In Jesus we have the way, in Him we have the example, and in Him we have all the attributes of the Ideal manifested. His teachings and life of service to His fellow human beings show us the way we too must tread in attaining the height He reached. When in our relationship to our fellow human beings we are so perfected in the Christ Consciousness that each word, thought, and deed bring blessings to those we contact, then we may be sure that our ideal is the true one.
Attaining the Ideal
The ideal cannot be made by mortals, but must be of the spiritual nature that has its foundation in Truth, in God. Know the first principle:
The gift of God to man is an individual soul, which may be one with Him, and that may know itself to be one with Him and yet individual in itself, with the attributes of the Whole, yet not the Whole. 262-11
Such must be the concept, or the ideal, whether of the imaginative, the mental, the physical, or the spiritual body.

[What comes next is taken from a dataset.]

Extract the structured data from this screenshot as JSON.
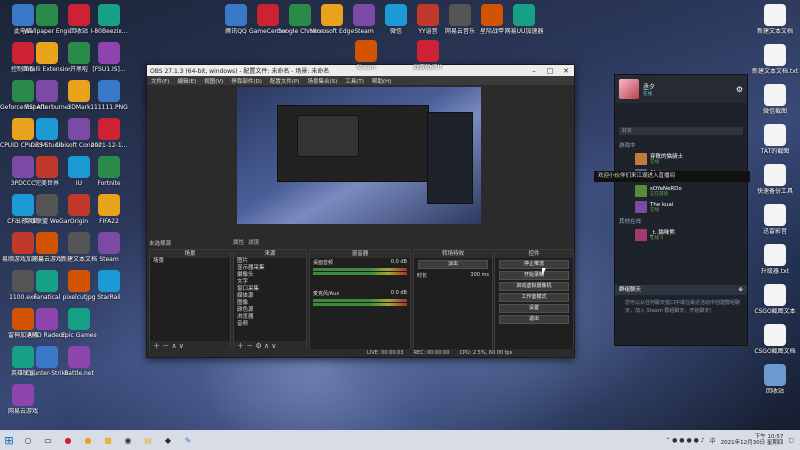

All may attain to such an ideal, yet never become the Ideal, but be one with the Ideal.
With this ideal once set, there will be no fear. There will come to each of us that grace to dare to be a Daniel, to dare to stand alone. We attain our ideal by seeing the Father in others. Let our prayer be,
God, be merciful to me!
Help Thou my unbelief!
Let me see in Him that Thou would have me see in my fellow man.
Let me see in my brother that I see in Him whom I worship.
We reach this vision through Christ. It takes the penetrating light of His Spirit to discern the divine spark in fallen humanity. It takes the mind of Christ to bless and not condemn, to love and not censure. The fields are now ripe unto harvest, but the laborers are few. We must work, work, for the night of unbelief and doubt comes.
It is our heritage to catch the true concept of the Divine in all and to be, in truth, co-workers with God. As there is raised in ourselves more and more of the Christ Consciousness, we become free indeed, and with freedom comes the awakening-the awakening to the realization of the Ideal.
As we see others as the Christ sees them and strive to consecrate ourselves to Him, then our daily acts, our words, and our thoughts will bring that understanding and realization of the Ideal manifested in us as well as in others. Let us look for good in everyone, speaking neither evil, harsh, nor unkind words to any at any time.
Let us do all that we know to do, in love, and leave the results with God. Let us hold fast to that which we have purposed in our inner selves, knowing that no emergency in a material way or manner may arise that cannot find its solution in spiritual inspiration, for His promises are sure. Offenses may arise, yet with each and every fear there is that from within which will quiet our troubled minds, even as He quelled the tempest on the sea. As we seek, we find; as we knock, we are heard. If we are timid, fearful, or overcautious in giving out the hope which has sustained us, then we grow more weak and fearful ourselves.
Have we chosen the spiritual Ideal? Are the things in our own lives measured by that Ideal? When we sincerely examine ourselves and know that our standard is what we see in the other individual and come to realize that our God is manifesting in and through that person, we know that the Ideal we are setting for ourselves is one that will lift us up and cause us to be merciful, even as our heavenly Father is merciful. Then we may be assured of the peace that passes understanding.
What is our Ideal? The Christ-Way. Let us not be anxious, but wait on the Lord, knowing that He is faithful who promised, "If any man hear my voice, and open the door, I will come in to him, and will sup with him, and he with me."